The next step for the PoSSUM team will be to reproduce the test in Florida on a Boeing 727 reduced gravity aircraft as part of an experiment selected by NASA's Flight Opportunities Program. A team of experienced PoSSUM graduates will support these flights as well. Then next April, the same suits will undergo egress and sea survival testing, a critical step before they may be approved for suborbital and high-altitude applications. If all goes well, the PoSSUM team hopes to conduct the first high-altitude flight later in 2018 using the suits to push past the Armstrong limit, an altitude (above 60,000 ft.) beyond which humans absolutely cannot survive in an unpressurized environment.
“The purpose of these tests is to increase our technology readiness level (TRL) through human testing in a high fidelity, relevant environment. The results will be used to validate pressurized suit performance under live, unpredictable conditions and further our milestone goal of obtaining flight safety approval from the FAA," says Ted Southern, President of FFD.
The only space-flight training program of its kind in the world, Project PoSSUM participants train at Embry-Riddle’s Daytona Beach Campus in the College of Aviation with a curriculum that includes atmospheric science, remote sensing, celestial mechanics and navigation, and spaceflight physiology. There is mission simulation training for the would-be scientist-astronauts in a sub-orbital space flight simulator wearing the next-generation Final Frontier Design space suit, high-altitude and hypoxia awareness lessons, and aerospace physiology and microgravity training in analog flight conditions.
Embry-Riddle hosts the PoSSUM Scientist-Astronaut Qualification Program and the Advanced PoSSUM Academy for students two times per year; the next class will be held from April 7 – 12, 2018. Individuals interested in getting involved with PoSSUM’s astronautics research may apply for either class at www.projectpossum.org.
Dr. Jason Reimuller, Project PoSSUM Executive Director; (720) 352-3227; firstname.lastname@example.org
James Roddey, Director of Communications, Embry-Riddle Aeronautical University, Daytona Beach, Fla.; Office: (386) 226-6198; email@example.com
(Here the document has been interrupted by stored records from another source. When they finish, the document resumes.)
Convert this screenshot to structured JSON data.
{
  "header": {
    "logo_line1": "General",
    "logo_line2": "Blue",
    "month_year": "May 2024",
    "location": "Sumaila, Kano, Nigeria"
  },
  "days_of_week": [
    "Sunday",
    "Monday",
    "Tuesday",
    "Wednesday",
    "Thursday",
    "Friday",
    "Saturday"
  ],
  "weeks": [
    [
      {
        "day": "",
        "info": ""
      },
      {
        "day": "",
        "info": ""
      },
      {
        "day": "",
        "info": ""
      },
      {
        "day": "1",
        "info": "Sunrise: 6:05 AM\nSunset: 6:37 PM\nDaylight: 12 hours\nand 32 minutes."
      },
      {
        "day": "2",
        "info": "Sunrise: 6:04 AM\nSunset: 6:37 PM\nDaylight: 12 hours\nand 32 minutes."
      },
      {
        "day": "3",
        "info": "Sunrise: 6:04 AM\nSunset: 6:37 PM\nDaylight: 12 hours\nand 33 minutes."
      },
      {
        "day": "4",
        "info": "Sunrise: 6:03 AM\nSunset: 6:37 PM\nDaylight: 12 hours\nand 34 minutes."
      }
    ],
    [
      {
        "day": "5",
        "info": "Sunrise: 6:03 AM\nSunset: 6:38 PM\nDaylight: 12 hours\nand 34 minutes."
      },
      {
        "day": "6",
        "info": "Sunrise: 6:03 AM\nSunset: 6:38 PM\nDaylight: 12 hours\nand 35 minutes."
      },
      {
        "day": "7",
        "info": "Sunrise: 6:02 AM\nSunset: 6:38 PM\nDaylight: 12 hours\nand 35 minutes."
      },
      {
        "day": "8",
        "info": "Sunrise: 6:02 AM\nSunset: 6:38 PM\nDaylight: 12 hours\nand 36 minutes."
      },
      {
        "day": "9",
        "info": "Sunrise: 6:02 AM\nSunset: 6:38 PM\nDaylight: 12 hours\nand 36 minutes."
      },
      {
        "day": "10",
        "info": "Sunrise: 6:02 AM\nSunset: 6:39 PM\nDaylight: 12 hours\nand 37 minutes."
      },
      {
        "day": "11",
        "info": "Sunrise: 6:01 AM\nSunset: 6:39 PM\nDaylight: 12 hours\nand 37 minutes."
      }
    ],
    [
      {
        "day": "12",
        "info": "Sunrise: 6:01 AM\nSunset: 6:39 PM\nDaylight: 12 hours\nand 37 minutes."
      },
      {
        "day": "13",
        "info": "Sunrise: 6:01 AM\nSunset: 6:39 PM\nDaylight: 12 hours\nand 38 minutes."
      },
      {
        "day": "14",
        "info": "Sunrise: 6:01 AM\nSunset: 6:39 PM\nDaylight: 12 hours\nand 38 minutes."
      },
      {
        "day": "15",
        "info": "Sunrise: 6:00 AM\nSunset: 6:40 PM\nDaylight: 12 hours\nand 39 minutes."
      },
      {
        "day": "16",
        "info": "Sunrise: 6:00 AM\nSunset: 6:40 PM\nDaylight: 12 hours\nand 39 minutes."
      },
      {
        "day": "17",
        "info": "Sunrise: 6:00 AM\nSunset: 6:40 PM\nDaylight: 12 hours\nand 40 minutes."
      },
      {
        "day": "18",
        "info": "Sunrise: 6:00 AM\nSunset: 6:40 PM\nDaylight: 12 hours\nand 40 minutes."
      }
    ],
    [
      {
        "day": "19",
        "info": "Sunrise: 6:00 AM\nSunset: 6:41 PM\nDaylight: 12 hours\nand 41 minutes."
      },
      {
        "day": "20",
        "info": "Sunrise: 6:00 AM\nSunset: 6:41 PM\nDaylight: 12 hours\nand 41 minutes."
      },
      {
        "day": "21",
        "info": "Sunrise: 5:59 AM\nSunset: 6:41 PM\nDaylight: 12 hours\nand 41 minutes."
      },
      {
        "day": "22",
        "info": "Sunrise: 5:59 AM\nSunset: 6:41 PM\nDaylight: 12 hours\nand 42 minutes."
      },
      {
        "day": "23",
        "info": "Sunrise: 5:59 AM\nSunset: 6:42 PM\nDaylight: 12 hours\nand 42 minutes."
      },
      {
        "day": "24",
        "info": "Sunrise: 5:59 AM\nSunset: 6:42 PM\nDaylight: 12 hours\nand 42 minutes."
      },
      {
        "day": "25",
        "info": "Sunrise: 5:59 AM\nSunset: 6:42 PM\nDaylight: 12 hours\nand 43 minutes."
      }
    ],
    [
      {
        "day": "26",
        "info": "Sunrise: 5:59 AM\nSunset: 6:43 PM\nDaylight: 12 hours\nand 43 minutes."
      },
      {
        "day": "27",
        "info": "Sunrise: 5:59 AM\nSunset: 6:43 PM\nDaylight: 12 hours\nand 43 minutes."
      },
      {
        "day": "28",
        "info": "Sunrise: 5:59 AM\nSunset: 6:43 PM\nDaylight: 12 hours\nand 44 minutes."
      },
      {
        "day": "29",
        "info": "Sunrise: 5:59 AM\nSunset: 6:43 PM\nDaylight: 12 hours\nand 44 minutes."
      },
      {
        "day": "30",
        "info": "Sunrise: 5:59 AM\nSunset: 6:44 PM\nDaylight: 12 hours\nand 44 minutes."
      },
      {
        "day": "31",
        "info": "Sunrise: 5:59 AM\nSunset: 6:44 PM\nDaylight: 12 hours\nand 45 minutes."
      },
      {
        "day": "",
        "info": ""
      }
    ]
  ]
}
ABOUT PROJECT POSSUMProject PoSSUM is a 501(c)(3) non-profit research and education organization using citizen-science astronautics to enable novel measurements of our mesosphere, the most sensitive region of global climate, while inspiring and educating the public on the critical roles this region plays in the overall understanding of our global climate through immersive educational programs. Project PoSSUM is administered by a team of scientists and much of the training takes place at Embry-Riddle Aeronautical University in Daytona Beach, Fla. To learn more about Project PoSSUM, visit www.projectpossum.org or follow us on Facebook at facebook.com/project possum.
Embry-Riddle Aeronautical University, the world’s largest, fully accredited university specializing in aviation and aerospace, is a nonprofit, independent institution offering more than 80 baccalaureate, master’s and Ph.D. degree programs in its colleges of Arts & Sciences, Aviation, Business, Engineering and Security & Intelligence. Embry-Riddle educates students at residential campuses in Daytona Beach, Fla., and Prescott, Ariz., through the Worldwide Campus with more than 125 locations in the United States, Europe, Asia and the Middle East, and through online programs. The university is a major research center, seeking solutions to real-world problems in partnership with the aerospace industry, other universities and government agencies. For more information, visit erau.edu, follow us on Twitter (@EmbryRiddle) and facebook.com/EmbryRiddleUniversity, and find expert videos at YouTube.com/EmbryRiddleUniv.